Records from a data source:
*** Begin section ***

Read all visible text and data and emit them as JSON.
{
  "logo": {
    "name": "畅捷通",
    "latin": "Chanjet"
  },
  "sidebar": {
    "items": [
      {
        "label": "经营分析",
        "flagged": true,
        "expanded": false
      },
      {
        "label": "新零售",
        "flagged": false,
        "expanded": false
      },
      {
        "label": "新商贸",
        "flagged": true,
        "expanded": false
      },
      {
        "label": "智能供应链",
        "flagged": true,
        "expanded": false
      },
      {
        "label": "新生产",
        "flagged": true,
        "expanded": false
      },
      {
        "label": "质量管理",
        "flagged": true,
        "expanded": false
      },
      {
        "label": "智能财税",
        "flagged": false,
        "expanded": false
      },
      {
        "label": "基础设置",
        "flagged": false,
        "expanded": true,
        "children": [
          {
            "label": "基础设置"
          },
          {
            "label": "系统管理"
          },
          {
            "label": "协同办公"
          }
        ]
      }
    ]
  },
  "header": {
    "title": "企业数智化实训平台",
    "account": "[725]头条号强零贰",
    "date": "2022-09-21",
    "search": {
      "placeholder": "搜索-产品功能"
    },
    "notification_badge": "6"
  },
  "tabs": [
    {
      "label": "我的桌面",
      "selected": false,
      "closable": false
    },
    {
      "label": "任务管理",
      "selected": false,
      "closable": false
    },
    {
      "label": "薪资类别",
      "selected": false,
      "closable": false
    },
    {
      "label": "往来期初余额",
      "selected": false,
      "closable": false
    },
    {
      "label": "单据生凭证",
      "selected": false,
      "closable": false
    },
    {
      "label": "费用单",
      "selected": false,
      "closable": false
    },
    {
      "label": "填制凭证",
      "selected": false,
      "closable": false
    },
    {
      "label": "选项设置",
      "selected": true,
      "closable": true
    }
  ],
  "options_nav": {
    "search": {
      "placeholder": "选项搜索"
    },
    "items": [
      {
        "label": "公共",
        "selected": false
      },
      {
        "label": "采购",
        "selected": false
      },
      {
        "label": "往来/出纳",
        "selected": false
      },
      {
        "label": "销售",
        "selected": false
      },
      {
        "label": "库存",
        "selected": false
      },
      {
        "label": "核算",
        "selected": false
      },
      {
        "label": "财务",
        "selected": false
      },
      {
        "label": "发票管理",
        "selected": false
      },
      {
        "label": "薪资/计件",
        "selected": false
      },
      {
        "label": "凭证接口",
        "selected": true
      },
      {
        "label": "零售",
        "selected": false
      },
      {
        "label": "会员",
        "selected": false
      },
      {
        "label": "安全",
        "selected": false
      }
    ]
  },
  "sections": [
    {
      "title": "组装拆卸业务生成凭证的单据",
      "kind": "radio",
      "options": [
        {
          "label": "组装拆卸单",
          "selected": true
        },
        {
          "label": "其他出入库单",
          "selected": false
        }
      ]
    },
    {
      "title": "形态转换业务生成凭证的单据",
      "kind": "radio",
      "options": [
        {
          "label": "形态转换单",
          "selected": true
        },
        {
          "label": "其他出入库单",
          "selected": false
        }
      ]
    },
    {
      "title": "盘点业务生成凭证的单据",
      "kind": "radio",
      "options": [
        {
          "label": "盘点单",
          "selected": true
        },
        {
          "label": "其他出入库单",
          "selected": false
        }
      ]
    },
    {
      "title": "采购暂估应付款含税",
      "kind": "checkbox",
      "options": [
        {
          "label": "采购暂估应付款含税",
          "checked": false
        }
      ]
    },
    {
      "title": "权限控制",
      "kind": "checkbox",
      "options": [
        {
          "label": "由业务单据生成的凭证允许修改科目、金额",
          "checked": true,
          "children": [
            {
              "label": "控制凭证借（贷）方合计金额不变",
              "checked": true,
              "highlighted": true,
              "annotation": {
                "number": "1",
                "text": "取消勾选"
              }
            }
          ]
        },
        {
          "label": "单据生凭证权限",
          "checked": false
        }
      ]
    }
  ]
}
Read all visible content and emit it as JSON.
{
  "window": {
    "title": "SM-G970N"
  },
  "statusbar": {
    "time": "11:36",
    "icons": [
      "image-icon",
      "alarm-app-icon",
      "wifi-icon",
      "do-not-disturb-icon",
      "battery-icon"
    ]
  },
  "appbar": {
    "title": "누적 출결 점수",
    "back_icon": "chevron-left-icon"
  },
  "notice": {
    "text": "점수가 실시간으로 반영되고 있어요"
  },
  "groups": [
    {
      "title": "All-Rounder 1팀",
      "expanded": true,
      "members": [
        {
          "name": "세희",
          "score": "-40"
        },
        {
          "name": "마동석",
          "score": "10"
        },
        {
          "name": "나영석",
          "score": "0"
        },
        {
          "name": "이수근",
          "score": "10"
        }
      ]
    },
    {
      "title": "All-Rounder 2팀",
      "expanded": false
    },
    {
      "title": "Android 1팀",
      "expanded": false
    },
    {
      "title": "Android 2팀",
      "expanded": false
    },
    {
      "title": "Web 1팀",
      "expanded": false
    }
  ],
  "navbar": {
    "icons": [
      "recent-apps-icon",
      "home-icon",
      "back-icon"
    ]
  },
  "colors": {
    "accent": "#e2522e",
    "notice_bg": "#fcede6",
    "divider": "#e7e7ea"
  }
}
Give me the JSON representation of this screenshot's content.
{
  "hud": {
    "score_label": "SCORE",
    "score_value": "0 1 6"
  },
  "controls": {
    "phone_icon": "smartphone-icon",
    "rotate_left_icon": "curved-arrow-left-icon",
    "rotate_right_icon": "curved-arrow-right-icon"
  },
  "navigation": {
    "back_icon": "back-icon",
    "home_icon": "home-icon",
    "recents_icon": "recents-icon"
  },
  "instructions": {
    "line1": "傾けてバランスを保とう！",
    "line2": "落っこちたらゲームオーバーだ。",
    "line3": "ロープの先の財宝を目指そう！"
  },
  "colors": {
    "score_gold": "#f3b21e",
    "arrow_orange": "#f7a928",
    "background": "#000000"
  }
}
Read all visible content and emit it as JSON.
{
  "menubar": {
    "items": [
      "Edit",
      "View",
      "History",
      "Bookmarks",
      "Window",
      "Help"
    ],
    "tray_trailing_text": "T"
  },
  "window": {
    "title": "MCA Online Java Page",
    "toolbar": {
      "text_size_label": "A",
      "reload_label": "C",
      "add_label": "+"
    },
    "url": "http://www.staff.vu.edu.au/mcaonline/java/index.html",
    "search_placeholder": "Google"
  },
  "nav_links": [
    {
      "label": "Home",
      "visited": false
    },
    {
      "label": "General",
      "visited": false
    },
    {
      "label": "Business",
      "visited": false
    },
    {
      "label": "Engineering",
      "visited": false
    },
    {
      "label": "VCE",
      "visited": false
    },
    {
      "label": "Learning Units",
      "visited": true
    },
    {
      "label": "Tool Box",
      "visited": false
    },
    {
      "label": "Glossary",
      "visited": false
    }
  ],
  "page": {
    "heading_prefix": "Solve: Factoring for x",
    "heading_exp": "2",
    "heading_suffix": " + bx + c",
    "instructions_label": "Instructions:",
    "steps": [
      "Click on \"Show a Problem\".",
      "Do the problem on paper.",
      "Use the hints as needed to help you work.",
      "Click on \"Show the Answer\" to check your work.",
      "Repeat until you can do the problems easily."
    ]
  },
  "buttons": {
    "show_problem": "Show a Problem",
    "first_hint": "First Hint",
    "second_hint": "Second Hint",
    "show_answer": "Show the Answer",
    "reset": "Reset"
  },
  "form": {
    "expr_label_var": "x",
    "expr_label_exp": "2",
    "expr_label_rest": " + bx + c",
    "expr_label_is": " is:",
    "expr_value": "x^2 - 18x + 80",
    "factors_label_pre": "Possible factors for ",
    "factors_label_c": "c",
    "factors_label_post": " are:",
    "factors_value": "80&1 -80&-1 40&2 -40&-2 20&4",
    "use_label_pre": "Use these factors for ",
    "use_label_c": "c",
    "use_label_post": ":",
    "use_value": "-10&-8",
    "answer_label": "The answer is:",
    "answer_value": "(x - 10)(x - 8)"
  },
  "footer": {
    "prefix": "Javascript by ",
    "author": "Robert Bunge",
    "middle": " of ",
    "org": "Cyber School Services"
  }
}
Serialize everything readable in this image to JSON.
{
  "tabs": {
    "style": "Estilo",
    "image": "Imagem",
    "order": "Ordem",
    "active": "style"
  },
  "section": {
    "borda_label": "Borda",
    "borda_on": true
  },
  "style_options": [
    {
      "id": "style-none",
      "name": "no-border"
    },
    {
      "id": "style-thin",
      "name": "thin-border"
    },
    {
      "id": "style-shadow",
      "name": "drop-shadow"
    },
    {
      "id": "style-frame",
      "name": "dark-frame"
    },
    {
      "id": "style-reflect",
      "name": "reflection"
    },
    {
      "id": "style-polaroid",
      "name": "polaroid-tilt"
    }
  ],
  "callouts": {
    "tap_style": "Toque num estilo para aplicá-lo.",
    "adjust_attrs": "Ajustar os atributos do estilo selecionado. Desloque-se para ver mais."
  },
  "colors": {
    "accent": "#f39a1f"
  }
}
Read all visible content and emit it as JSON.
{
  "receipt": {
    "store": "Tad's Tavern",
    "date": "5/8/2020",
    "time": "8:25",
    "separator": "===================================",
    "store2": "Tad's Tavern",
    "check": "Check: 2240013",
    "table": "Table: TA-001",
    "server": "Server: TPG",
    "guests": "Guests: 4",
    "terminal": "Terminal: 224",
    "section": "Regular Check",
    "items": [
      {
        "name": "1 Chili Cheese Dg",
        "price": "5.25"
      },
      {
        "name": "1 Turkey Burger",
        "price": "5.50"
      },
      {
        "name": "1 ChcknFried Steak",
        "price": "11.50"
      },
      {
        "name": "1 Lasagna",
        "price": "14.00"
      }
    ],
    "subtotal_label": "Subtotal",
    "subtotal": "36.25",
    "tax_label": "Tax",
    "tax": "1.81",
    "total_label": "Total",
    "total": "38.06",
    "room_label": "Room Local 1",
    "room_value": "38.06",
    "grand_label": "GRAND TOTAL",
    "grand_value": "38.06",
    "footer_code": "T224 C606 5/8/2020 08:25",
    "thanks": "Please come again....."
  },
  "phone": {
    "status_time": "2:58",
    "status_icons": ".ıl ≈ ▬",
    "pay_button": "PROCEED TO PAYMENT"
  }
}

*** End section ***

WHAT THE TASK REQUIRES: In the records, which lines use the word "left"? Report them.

RESULT OF THIS EXERCISE:
    "back_icon": "chevron-left-icon"
    "rotate_left_icon": "curved-arrow-left-icon",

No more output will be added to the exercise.